    1. How much additional bandwidth does each scheme require? How much playback delay does each scheme add?

    2. How do the two schemes perform if at most one packet is lost in every group of five packets? Which scheme will have better audio quality?

    3. How do the two schemes perform if at most one packet is lost in every group of two packets? Which scheme will have better audio quality?

  11. How is the interarrival time jitter calculated in the RTCP reception report? Hint: Read the RTP RFC.

  12. Suppose in a RTP session there are S senders and R receivers. Use the formulas at the end of Section 6.4 to show that RTCP limits its traffic to 5% of the session bandwidth.

    1. How is RSTP similar to HTTP? Does RSTP have methods? Can HTTP be used to request a stream?

    2. How is RSTP different from HTTP. For example, is HTTP in-band or out-of-band? Does RTSP require state information about the client (consider the pause/resume function)?

  13. What are the current Microsoft products for audio/video real-time conferencing. Do these products use any of the protocols discussed in this chapter (e.g., RTP or RTSP)?

  14. Suppose that the WFQ scheduling policy is applied to a buffer that supports three classes, and suppose the weights are .5, .25 and .25 for the three classes.

    1. Suppose that each class has a large number of packets in the buffer. In what sequence might the three classes be served in to achieve the WFQ weights? (For round-robin scheduling, a natural sequence is 123123123...).

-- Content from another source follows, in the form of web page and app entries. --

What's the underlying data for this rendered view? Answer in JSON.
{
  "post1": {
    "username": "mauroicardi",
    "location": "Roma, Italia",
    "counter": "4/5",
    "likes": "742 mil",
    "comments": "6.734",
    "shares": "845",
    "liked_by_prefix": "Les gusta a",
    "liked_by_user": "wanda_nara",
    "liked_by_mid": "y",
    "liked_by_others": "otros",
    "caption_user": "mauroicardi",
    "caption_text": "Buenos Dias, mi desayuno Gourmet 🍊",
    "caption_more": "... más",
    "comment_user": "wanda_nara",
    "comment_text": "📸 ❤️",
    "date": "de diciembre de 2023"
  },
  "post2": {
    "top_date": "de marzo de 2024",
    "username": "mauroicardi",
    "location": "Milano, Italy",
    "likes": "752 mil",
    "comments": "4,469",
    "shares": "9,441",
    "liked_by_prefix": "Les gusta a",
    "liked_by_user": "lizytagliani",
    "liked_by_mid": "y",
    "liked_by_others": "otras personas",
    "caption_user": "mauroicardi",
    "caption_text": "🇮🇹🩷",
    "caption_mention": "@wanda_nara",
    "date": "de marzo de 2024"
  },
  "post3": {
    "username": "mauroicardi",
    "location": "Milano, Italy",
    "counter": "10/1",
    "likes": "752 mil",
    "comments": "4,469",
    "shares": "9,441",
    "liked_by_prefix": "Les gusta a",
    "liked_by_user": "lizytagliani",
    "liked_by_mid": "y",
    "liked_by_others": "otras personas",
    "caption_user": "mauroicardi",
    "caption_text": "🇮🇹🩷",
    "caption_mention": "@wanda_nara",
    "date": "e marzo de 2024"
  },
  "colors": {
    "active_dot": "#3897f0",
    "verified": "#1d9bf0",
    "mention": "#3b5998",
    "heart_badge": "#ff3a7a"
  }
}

    2. Suppose that classes 1 and 2 have a large number of packets in the buffer, and there are no class 2 packets in the buffer. In what sequence might the three classes be served in to achieve the WFQ weights?

  15. Consider the leaky bucket policer (discussed in Section 6.6) that polices the average rate and burst size of a packet flow. We now want to police the peak rate, p, as well. Show how the output of this leaky bucket policer can be fed into a second leaky bucket policer so that the two leaky buckets in series police the average rate, peak rate, and burst size. Be sure to give the bucket size and token generation rate for the second policer.

  16. A packet flow is said to conform to a leaky bucket specification (r,b) with burst size b and average rate r if the number of packets that arrive to the leaky bucket is less than rt + b packets in every interval of time of length t for all t. Will a packet flow that conforms to a leaky bucket specification (r,b) ever have to wait at a leaky bucket policer with parameters r and b? Justify your answer.

  17. Show that as long as r1 < R·wi/(∑wj), then dmax is indeed the maximum delay that any packet in flow 1 will ever experience in the WFQ queue.

Discussion Questions

  1. How can a host use RTCP feedback information to determine whether problems are local, regional, or global?

  2. Do you think it is better to stream stored audio/video on top of TCP or UDP?

  3. In RSVP, are reservation sytles relevant for one-to-many multicast sessions?

  4. Write a one-page report on prospects for Internet phone in the market place.

  5. Can the problem of providing QoS guarantees be solved simply by "throwing enough bandwidth" at the problem, i.e., by upgrading all link capacities so that bandwidth limitations are no longer a concern?

  6. An interesting emerging market is using Internet phone and a company's high-speed LAN to replace the same company's PBX (private branch exchange). Write a one-page report on this issue. Cover the following questions in your report:

    1. What is a traditional PBX? Who uses them?

    2. Consider a call between a user in the company and another user out of the company, who is connected to the traditional telephone network. What sort of technology is needed at the interface between the LAN and the traditional telephone network?

    3. In addition to Internet phone software and the interface of question (b), what else is needed to replace the PBX?

  7. Consider the four "pillars" of providing QoS support in Section 6.5. Describe the circumstances, if any, under which each of these pillars can be removed.

  8. Use the Web to find three companies that manufacture H.323 gatekeepers. Describe their products.